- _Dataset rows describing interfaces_

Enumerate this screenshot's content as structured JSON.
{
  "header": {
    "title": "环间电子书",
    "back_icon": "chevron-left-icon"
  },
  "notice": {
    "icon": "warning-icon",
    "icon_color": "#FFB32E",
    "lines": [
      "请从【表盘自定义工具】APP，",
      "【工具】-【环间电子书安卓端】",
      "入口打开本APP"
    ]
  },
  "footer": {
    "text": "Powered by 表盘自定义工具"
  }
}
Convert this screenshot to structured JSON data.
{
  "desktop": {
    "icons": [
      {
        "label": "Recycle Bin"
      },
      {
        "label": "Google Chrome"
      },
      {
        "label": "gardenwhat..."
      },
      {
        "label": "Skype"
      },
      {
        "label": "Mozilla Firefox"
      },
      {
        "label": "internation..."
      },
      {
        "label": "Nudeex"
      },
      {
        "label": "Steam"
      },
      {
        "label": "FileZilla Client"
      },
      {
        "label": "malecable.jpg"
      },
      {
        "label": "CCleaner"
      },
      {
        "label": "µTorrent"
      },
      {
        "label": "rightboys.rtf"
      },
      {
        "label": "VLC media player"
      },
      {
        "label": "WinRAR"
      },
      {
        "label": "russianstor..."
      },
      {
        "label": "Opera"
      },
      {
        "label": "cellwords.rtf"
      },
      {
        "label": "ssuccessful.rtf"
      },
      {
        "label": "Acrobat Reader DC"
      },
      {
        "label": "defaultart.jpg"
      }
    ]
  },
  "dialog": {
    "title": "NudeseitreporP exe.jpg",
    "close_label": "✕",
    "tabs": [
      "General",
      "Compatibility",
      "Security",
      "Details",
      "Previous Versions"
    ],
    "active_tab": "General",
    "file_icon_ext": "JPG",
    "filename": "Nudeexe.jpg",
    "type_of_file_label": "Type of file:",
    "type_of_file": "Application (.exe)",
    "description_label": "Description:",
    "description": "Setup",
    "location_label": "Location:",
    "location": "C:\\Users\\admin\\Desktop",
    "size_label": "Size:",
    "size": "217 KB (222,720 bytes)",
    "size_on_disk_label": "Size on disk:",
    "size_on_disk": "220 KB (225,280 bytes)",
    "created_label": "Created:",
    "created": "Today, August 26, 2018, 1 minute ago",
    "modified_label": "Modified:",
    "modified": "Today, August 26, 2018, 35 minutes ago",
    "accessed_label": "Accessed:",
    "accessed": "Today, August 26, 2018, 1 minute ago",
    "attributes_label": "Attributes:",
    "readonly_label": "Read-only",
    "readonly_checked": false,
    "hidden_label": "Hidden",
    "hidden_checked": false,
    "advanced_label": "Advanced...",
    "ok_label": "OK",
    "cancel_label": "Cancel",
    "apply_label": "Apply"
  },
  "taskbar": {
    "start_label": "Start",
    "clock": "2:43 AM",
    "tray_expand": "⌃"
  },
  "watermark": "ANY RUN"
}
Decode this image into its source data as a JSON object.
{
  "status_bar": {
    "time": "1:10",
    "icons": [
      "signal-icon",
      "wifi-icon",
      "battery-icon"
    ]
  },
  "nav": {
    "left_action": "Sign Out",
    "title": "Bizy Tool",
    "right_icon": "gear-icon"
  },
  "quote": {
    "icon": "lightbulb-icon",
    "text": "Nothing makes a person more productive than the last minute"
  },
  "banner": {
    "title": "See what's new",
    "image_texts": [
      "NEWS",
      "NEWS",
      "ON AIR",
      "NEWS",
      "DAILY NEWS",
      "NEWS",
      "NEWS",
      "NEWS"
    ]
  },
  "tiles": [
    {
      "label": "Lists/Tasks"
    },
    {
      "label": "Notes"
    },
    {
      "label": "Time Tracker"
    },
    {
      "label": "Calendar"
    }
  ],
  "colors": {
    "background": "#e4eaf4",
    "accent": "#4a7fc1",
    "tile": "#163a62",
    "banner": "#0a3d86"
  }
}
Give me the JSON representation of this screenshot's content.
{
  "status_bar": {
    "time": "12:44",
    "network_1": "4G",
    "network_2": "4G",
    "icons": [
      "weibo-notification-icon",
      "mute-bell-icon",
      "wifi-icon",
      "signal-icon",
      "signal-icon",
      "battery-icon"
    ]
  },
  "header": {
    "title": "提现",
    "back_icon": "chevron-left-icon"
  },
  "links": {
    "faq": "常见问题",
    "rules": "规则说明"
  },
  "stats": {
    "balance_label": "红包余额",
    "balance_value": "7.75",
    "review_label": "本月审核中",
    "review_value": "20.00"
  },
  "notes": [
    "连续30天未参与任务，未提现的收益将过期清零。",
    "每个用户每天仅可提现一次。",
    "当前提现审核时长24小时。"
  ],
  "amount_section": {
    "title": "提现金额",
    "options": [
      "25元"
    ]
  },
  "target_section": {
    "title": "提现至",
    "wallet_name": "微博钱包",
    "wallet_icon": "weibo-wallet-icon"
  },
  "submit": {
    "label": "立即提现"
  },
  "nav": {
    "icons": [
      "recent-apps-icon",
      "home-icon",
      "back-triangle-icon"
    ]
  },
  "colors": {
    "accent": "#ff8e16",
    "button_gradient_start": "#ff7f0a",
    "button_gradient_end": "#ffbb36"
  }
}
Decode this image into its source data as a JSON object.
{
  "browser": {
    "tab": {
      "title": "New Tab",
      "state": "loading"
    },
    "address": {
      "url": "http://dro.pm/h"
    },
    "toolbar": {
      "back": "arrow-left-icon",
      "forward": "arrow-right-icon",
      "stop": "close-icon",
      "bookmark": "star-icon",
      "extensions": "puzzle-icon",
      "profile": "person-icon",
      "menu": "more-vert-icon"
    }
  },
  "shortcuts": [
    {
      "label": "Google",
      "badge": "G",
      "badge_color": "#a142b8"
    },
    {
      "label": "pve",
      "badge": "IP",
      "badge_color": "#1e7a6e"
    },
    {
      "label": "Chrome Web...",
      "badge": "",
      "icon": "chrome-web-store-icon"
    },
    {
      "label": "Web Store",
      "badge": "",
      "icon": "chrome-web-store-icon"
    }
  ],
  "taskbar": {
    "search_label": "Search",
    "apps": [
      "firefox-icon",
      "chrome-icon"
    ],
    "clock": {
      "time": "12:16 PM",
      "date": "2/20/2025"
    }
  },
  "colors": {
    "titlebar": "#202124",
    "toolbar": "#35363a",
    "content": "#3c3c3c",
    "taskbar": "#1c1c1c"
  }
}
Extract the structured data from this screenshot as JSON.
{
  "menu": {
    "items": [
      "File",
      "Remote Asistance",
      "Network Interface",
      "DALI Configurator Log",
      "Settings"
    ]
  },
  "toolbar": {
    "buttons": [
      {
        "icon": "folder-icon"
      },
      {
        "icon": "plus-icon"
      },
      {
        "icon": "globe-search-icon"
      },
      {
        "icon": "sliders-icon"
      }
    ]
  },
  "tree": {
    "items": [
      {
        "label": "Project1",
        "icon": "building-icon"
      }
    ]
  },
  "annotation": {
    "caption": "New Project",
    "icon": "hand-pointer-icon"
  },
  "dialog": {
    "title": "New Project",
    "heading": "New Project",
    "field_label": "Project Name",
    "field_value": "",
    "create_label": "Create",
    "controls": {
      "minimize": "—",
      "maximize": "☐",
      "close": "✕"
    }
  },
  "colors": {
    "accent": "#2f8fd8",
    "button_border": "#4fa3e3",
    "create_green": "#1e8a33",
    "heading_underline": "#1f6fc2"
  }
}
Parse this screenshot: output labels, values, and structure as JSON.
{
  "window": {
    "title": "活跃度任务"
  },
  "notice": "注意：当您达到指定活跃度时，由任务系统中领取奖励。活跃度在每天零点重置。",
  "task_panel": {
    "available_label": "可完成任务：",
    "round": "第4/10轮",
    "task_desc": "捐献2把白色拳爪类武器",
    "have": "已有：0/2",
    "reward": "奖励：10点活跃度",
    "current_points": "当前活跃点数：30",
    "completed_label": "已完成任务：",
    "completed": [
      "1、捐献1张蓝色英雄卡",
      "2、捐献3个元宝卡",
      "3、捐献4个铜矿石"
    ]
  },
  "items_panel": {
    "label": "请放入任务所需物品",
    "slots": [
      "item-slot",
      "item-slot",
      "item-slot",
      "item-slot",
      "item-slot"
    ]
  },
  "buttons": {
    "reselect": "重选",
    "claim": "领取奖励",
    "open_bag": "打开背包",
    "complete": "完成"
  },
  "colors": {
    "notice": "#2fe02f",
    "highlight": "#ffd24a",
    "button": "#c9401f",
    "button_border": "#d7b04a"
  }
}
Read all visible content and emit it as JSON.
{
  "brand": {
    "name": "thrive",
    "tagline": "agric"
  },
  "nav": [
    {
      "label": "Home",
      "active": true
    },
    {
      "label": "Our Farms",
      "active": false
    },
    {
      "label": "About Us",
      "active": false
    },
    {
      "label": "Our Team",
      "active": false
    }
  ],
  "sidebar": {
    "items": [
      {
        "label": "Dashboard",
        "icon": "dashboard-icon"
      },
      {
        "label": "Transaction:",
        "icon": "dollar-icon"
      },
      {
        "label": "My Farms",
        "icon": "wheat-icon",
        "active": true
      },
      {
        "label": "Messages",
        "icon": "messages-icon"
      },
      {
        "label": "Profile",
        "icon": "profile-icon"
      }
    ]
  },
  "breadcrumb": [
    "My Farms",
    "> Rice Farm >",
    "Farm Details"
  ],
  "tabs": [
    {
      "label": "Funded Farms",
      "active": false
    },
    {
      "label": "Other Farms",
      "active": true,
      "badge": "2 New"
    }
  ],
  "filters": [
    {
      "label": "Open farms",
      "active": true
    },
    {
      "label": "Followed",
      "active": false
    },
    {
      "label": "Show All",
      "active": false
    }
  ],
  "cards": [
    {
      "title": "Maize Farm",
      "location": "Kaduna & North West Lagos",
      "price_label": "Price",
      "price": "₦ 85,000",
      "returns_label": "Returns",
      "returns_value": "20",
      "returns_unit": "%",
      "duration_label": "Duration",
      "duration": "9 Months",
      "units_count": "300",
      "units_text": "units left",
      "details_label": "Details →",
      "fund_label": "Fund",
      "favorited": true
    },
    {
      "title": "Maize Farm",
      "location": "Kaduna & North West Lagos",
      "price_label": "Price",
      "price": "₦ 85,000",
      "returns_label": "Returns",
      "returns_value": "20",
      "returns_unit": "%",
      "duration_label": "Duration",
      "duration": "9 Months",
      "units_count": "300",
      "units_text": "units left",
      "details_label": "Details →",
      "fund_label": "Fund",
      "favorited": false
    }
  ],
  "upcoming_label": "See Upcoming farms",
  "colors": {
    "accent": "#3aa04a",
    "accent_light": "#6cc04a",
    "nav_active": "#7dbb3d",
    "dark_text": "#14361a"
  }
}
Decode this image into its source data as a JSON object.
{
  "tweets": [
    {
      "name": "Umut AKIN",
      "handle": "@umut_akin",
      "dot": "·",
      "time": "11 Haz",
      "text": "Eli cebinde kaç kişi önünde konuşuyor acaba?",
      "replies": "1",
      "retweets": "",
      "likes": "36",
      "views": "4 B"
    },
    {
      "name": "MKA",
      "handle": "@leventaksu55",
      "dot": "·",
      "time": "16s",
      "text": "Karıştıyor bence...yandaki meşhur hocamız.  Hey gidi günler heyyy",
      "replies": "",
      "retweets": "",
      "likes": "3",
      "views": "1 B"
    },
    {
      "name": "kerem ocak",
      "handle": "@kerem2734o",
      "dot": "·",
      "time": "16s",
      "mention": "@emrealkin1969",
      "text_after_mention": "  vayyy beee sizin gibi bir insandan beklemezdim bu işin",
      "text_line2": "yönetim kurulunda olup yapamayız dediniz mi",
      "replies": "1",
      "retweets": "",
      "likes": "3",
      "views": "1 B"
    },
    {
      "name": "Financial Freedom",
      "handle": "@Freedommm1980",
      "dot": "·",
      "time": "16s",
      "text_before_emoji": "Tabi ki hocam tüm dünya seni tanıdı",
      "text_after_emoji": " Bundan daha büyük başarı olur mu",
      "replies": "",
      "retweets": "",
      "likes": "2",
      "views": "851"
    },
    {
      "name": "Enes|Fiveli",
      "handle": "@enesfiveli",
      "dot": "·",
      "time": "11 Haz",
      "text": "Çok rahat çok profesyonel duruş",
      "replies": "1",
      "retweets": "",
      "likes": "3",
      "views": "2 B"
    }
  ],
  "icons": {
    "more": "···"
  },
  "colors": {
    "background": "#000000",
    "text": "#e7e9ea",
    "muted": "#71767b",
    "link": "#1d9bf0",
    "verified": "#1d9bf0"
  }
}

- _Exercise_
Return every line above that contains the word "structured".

- _Task output_
Enumerate this screenshot's content as structured JSON.
Convert this screenshot to structured JSON data.
Extract the structured data from this screenshot as JSON.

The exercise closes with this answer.